Wednesday, October 3, 2001


NSF Awards Grants to Assess Damage at Terrorist-Attack Sites






  The National Science Foundation awarded eight grants on Monday

  for researchers to collect data on structural engineering and

  damage assessment while debris is being removed from the

  terrorist attack sites in New York and Washington.


  The data will be used in engineering studies to help improve

  the structural integrity of buildings and other infrastructure

  during explosions, fires, and other hazards.


  A list of the recipients, their research, and grant amounts:


1. Abolhassan Astaneh-Asl, of the University of California at

Berkeley, will collect data on the mechanical and structural

properties of the World Trade Center towers; $15,000.



2. David Bloomquist, of the University of Florida, will lead a

  team using a land-based laser system to produce 3-D "maps" of

  the interior and exterior of damaged buildings at the attack

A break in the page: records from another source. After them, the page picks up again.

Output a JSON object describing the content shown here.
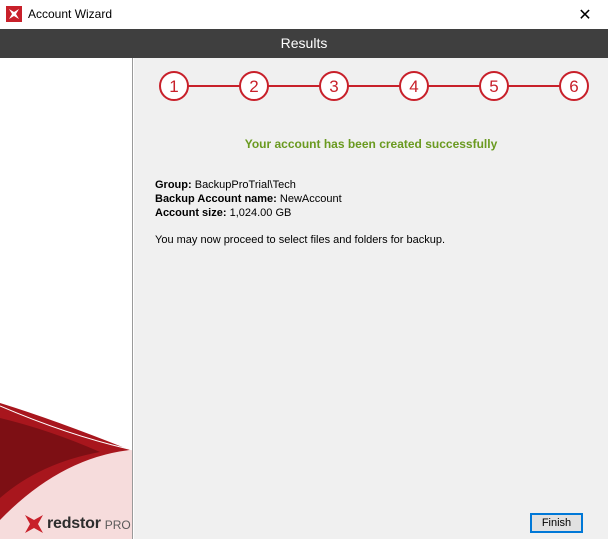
{
  "window": {
    "title": "Account Wizard",
    "close_glyph": "✕"
  },
  "header": {
    "title": "Results"
  },
  "steps": [
    "1",
    "2",
    "3",
    "4",
    "5",
    "6"
  ],
  "colors": {
    "brand_red": "#c8202a",
    "header_bg": "#3f3f3f",
    "success_green": "#6a9a20",
    "panel_bg": "#f0f0f0"
  },
  "main": {
    "success_message": "Your account has been created successfully",
    "info": {
      "group_label": "Group:",
      "group_value": " BackupProTrial\\Tech",
      "account_name_label": "Backup Account name:",
      "account_name_value": " NewAccount",
      "account_size_label": "Account size:",
      "account_size_value": " 1,024.00 GB"
    },
    "proceed_text": "You may now proceed to select files and folders for backup."
  },
  "sidebar": {
    "brand_name": "redstor",
    "brand_suffix": "PRO"
  },
  "footer": {
    "finish_label": "Finish"
  }
}
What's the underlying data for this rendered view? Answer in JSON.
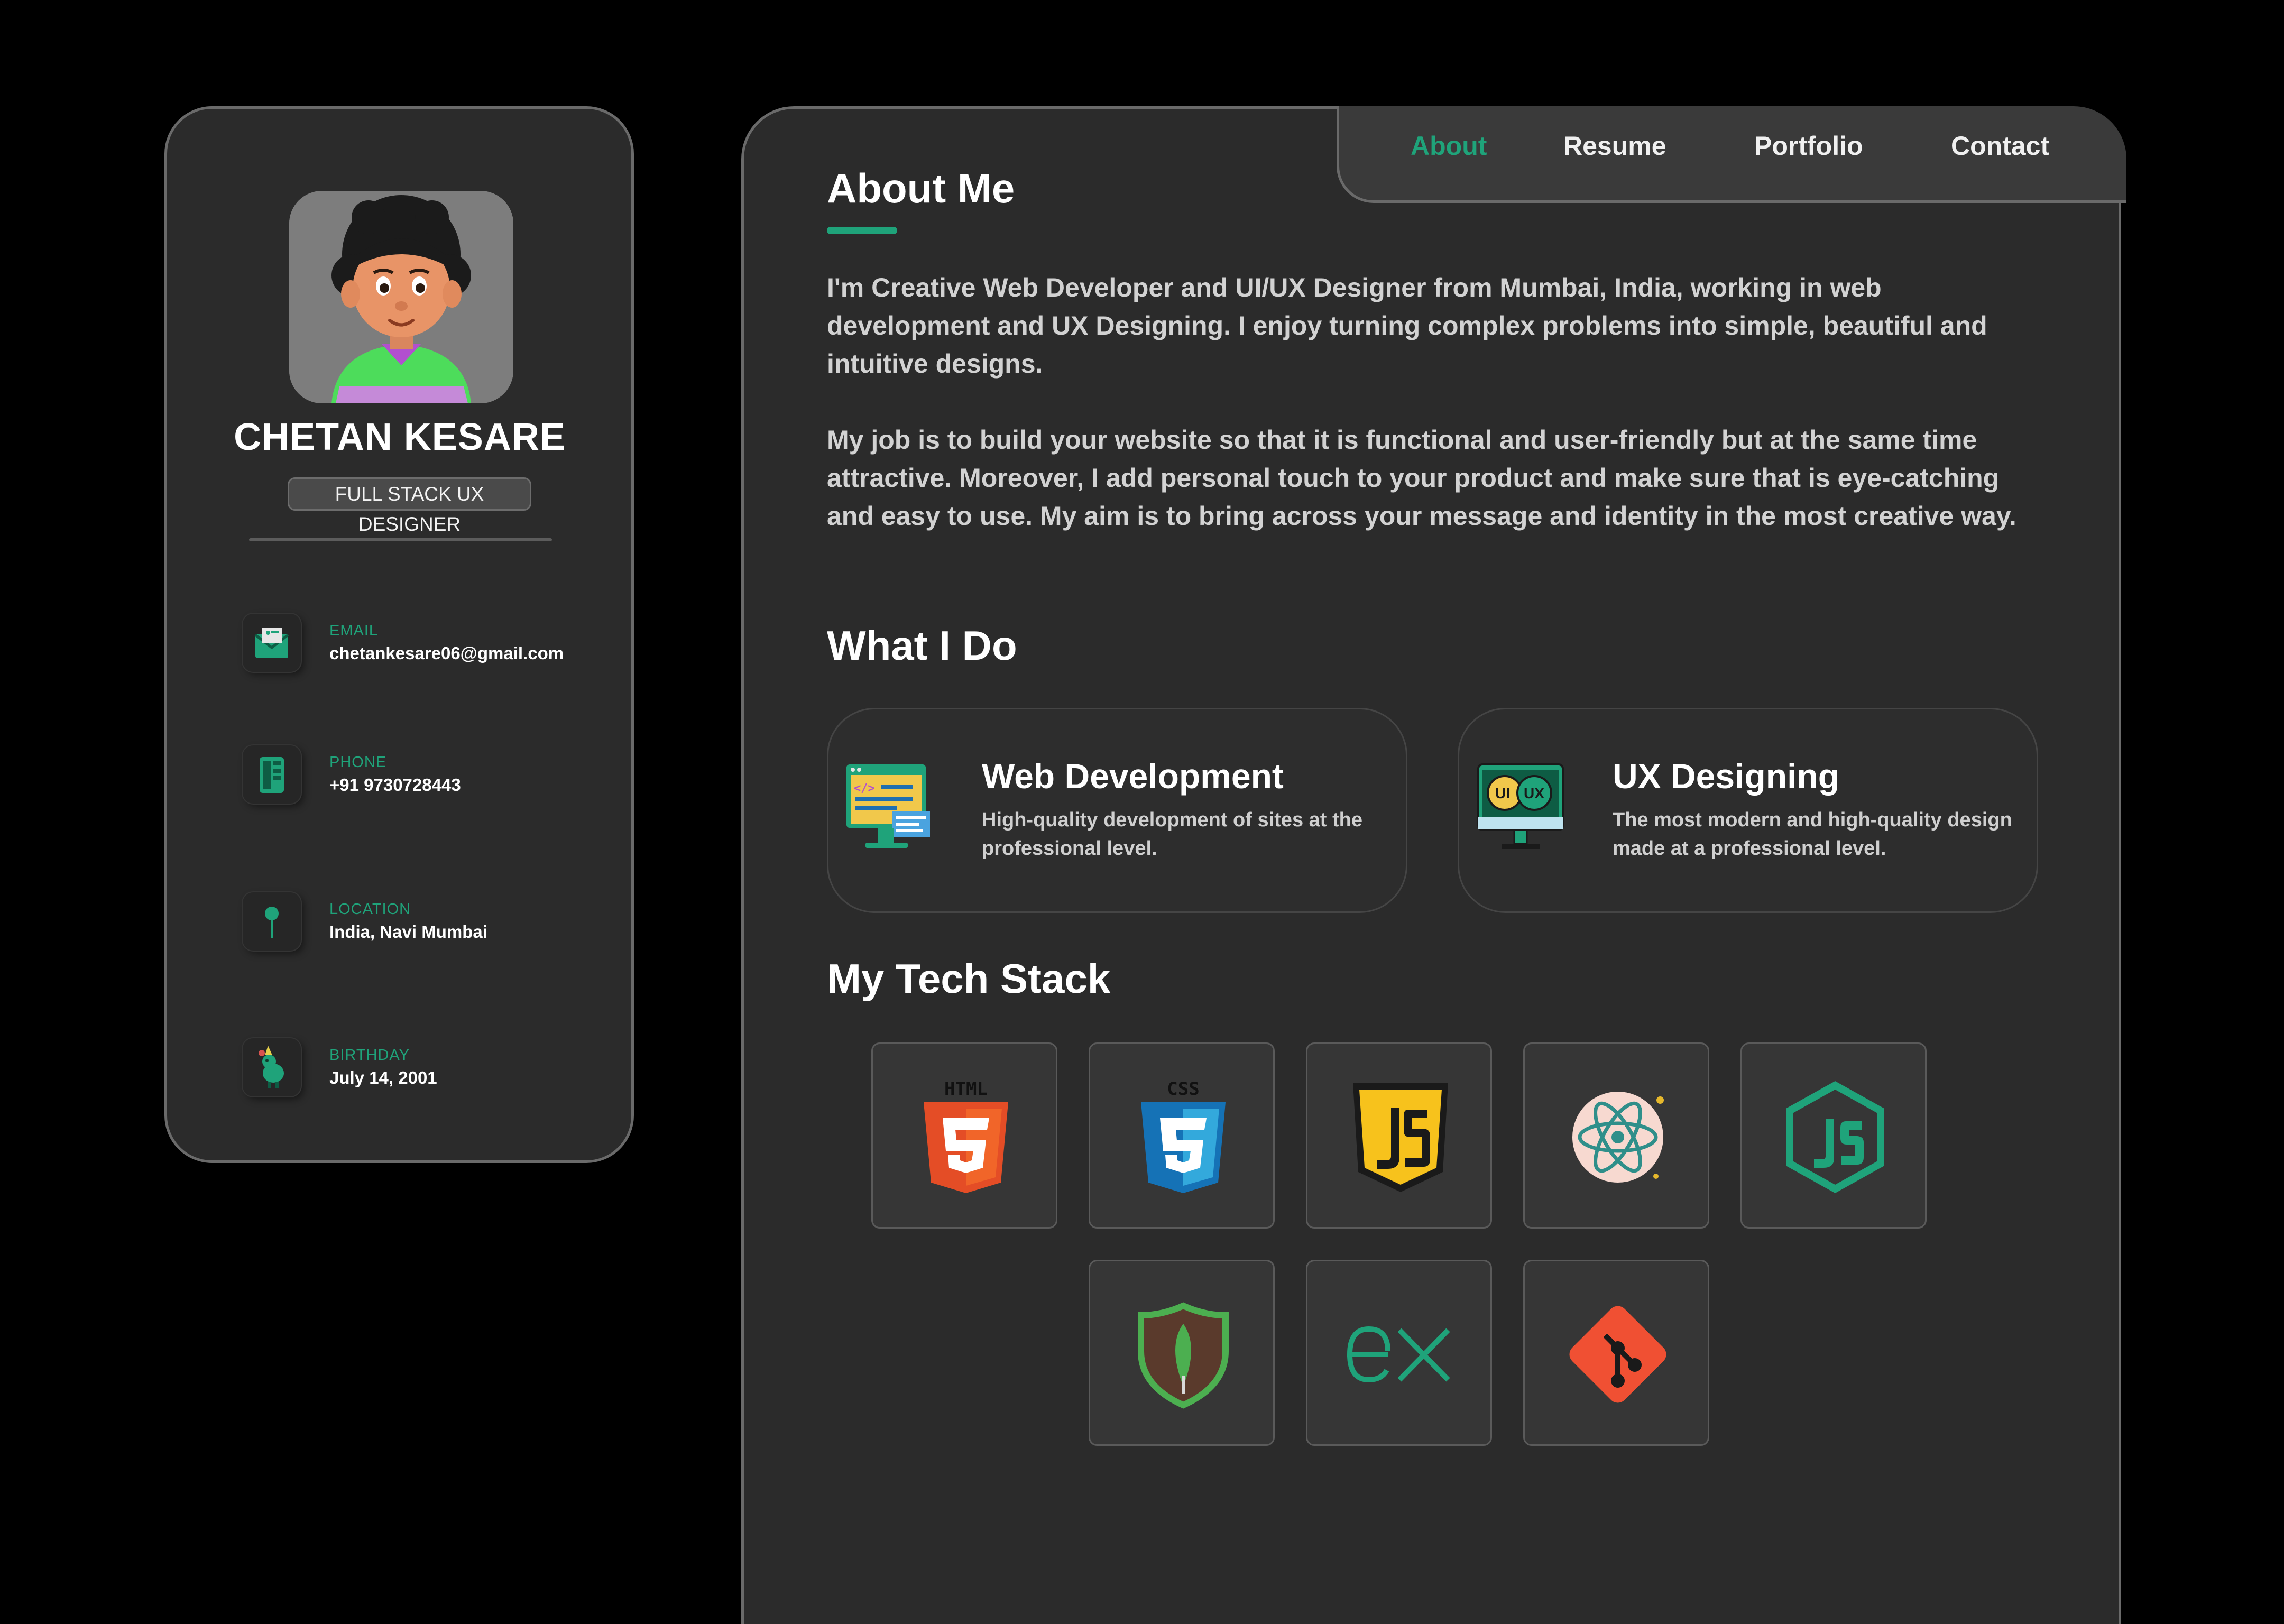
{
  "sidebar": {
    "name": "CHETAN KESARE",
    "role": "FULL STACK UX DESIGNER",
    "contacts": [
      {
        "label": "EMAIL",
        "value": "chetankesare06@gmail.com",
        "icon": "email-icon"
      },
      {
        "label": "PHONE",
        "value": "+91  9730728443",
        "icon": "phone-icon"
      },
      {
        "label": "LOCATION",
        "value": "India, Navi Mumbai",
        "icon": "location-pin-icon"
      },
      {
        "label": "BIRTHDAY",
        "value": "July 14, 2001",
        "icon": "birthday-icon"
      }
    ]
  },
  "nav": {
    "items": [
      {
        "label": "About",
        "active": true
      },
      {
        "label": "Resume"
      },
      {
        "label": "Portfolio"
      },
      {
        "label": "Contact"
      }
    ]
  },
  "about": {
    "title": "About Me",
    "paragraphs": [
      "I'm Creative Web Developer and UI/UX Designer from Mumbai, India, working in web development and UX Designing. I enjoy turning complex problems into simple, beautiful and intuitive designs.",
      "My job is to build your website so that it is functional and user-friendly but at the same time attractive. Moreover, I add personal touch to your product and make sure that is eye-catching and easy to use. My aim is to bring across your message and identity in the most creative way."
    ]
  },
  "services": {
    "title": "What I Do",
    "items": [
      {
        "title": "Web Development",
        "desc": "High-quality development of sites at the professional level.",
        "icon": "web-development-icon"
      },
      {
        "title": "UX Designing",
        "desc": "The most modern and high-quality design made at a professional level.",
        "icon": "ux-design-icon",
        "icon_text": [
          "UI",
          "UX"
        ]
      }
    ]
  },
  "tech": {
    "title": "My Tech Stack",
    "html_label": "HTML",
    "css_label": "CSS",
    "items": [
      "html5-icon",
      "css3-icon",
      "javascript-icon",
      "react-icon",
      "nodejs-icon",
      "mongodb-icon",
      "express-icon",
      "git-icon"
    ]
  },
  "colors": {
    "accent": "#1fa37a",
    "background": "#000000",
    "card": "#2b2b2b"
  }
}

  sites; $45,000.



3.  J. David Frost, of the Georgia Institute of Technology, will

  collect data on structural damage at the World Trade Center;




4.  John Harrald, of George Washington University, will study the

  coordinating and communications of emergency, medical, and

  law-enforcement personnel; $25,000.



5.  George Lee, of the State University of New York at Buffalo,

  will work with other researchers to assess the damage to

  buildings surrounding the World Trade Center and to study the

  response of hospitals and other emergency services; $100,000.



6.  Dennis Mileti, of the University of Colorado at Boulder, will

  coordinate the travel of quick-response teams from the Natural

  Hazards Research Application and Information Center, in

  Boulder; $10,000.



7.  Frederick W. Mowrer, of the University of Maryland at College

  Park, will study the performance of fire-protection materials

  and systems during the collapse of the World Trade Center

  towers; $15,000.



  William A. Wallace, of the Rensselaer Polytechnic Institute,

  will lead a team studying infrastructure interdependence, such

  as how the loss of electricity affects control systems;